Ticket prices a turnoff
Middle-ice seats at Baltimore Arena 200 level are priced at $10 for the Bandits hockey team. The Skipjacks sold them for $7. For a new franchise, seeking to re-establish a fan base, they have succeeded in alienating this fan almost as much as Peter Angelos.
Lowenstein sets bad example
I take strong exception to John Lowenstein's remarks on June 28 during an Orioles-Brewers game on HTS.
Commenting on Ricky Bones' brushback of Manny Alexander, Lowenstein said that you do what you have to do, and then, rambling on, he remarked that if it means breaking the rules, it's OK if you get away with it.
TC In this day of violence in our society, it is definitely the wrong message to send, particularly to impressionable kids. So long as it is widely accepted that it is fine to break the law if you don't get caught, we can expect more and more of such activity.
Stanley M. Levy
Who is the most effective offensive player for the Orioles? The typical statistics reported in the paper are inadequate for answering this question. Batting average considers only the frequency of getting a hit. On-base percentage improves on that by considering other means of getting on base.
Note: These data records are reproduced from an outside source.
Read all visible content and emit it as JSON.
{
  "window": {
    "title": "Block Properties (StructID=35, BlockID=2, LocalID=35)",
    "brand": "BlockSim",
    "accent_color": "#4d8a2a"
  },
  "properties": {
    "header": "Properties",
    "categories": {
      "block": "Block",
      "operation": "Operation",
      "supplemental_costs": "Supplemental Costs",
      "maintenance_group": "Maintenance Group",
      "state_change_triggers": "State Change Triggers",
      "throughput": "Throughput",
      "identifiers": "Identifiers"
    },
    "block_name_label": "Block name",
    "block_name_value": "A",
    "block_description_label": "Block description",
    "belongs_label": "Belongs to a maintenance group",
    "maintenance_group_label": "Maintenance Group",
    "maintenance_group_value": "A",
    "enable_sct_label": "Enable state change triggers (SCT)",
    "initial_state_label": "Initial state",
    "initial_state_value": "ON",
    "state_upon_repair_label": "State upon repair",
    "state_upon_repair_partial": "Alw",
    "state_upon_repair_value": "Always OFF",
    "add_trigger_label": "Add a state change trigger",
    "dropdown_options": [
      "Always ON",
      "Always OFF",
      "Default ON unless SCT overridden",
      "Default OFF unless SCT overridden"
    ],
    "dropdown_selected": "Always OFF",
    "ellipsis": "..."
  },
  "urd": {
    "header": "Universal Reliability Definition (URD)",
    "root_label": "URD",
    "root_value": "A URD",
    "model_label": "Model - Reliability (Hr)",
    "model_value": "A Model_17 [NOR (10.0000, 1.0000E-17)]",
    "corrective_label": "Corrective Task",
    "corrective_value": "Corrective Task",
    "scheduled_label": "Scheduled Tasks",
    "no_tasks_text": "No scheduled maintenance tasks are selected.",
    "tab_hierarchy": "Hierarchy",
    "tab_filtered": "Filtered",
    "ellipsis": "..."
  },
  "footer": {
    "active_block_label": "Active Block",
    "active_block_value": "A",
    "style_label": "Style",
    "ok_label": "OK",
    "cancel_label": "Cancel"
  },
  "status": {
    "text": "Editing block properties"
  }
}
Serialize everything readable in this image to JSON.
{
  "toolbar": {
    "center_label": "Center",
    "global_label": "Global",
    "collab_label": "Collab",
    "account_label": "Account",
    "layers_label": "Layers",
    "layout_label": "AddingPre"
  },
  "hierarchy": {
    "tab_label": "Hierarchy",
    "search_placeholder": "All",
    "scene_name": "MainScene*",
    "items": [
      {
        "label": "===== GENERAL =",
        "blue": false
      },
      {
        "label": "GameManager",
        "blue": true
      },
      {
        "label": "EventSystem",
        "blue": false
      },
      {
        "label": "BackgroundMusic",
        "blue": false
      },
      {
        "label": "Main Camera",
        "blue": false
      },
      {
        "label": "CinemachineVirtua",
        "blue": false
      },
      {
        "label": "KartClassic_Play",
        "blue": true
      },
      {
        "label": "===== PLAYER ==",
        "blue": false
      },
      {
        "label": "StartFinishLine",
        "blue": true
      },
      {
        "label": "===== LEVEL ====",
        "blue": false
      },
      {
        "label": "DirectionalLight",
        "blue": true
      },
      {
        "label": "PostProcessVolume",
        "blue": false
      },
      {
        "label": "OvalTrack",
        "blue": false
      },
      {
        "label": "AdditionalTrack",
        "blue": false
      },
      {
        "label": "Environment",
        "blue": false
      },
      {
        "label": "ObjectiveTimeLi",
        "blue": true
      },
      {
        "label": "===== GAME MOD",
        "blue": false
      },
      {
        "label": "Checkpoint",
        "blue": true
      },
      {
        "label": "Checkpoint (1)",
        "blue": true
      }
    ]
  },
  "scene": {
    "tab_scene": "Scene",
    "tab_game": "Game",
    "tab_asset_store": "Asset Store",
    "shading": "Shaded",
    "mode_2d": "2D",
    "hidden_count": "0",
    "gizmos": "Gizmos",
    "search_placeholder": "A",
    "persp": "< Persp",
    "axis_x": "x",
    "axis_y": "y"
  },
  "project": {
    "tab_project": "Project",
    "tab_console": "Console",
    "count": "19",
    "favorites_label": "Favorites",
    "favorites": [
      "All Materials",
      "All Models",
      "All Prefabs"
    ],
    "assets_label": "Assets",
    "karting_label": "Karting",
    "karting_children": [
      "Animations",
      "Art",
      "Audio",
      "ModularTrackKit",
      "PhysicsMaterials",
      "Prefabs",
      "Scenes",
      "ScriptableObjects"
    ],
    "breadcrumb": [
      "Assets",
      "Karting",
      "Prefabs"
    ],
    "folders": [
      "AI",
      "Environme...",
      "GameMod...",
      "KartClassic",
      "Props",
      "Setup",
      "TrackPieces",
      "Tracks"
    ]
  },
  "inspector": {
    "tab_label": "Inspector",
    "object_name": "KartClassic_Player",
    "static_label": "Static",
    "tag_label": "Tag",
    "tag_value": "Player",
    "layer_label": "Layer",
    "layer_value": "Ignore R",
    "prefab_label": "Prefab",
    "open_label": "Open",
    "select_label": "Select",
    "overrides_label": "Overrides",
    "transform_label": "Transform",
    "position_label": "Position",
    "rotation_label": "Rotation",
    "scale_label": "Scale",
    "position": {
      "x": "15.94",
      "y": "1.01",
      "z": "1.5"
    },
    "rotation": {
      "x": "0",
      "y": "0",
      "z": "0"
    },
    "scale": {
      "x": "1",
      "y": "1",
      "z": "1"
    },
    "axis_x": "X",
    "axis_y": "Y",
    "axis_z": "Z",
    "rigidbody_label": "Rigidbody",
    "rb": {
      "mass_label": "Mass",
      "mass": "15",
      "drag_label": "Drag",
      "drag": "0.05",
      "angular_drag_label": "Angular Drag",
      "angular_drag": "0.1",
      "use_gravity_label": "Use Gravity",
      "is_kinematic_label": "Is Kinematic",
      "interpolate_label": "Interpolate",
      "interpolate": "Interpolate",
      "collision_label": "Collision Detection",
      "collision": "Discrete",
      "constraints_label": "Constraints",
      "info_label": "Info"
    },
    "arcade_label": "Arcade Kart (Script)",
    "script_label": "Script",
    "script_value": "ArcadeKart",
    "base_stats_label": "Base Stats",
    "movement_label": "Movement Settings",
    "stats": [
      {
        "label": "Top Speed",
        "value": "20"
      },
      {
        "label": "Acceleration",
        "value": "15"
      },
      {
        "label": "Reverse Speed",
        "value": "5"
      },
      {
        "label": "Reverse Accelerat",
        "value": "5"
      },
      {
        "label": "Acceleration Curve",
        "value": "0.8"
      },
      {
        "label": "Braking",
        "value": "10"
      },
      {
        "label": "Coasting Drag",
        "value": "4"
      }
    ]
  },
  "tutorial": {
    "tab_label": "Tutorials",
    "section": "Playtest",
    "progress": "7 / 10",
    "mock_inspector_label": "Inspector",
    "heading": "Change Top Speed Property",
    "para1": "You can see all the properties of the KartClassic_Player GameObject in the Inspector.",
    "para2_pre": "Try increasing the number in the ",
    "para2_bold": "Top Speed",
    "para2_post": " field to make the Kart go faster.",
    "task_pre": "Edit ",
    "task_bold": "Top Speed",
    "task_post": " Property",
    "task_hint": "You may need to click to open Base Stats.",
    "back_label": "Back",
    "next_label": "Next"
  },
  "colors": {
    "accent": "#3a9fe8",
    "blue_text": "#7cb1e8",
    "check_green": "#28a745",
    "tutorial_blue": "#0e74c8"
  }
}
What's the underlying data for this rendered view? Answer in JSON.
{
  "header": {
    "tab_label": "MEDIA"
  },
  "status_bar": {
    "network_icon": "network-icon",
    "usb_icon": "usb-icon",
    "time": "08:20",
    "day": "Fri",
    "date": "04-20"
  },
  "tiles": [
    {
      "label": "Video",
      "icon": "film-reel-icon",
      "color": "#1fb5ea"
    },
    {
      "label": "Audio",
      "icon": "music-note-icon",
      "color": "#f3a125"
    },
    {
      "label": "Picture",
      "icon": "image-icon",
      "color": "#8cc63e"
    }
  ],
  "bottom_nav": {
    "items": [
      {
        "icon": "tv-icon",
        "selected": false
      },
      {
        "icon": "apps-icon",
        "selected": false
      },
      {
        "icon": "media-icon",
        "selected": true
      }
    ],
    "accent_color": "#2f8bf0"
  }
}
Slugging percentage considers the type of hit but, like batting average, only considers hits as a way of getting on base. None of these measures considers stolen bases, yet a walk plus a stolen base is equivalent to a double. In both cases, the batter advances himself two bases on his plate appearances.
What if you just added the number of bases that a player reaches in a plate appearance as a result of his own efforts and divided that by the number of plate appearances?
For example, using statistics reported in The Sun before the All-Star break, Curtis Goodwin would get credit for 44 bases for his singles, eight bases for his two doubles, four bases for his home run, 10 bases for his walks, and 13 bases for his 16 steals minus three times caught stealing.
Dividing total bases by plate appearances gives Goodwin a percentage of .545, which means he is worth about a half a base for each time he comes to the plate. That is a good figure, but it is not as high as Brady Anderson's .553, Rafael Palmeiro's .572 or Jeff Manto's .595.
But who is the most effective offensive player for the Orioles? Harold Baines, with an overall effectiveness percentage of .619. Of course, Baines is no Babe Ruth. His career effectiveness percentage is an astounding .762. Statistical buffs might want to get out "The Baseball Encyclopedia" to see if anyone ever beat
Dr. Stuart Miller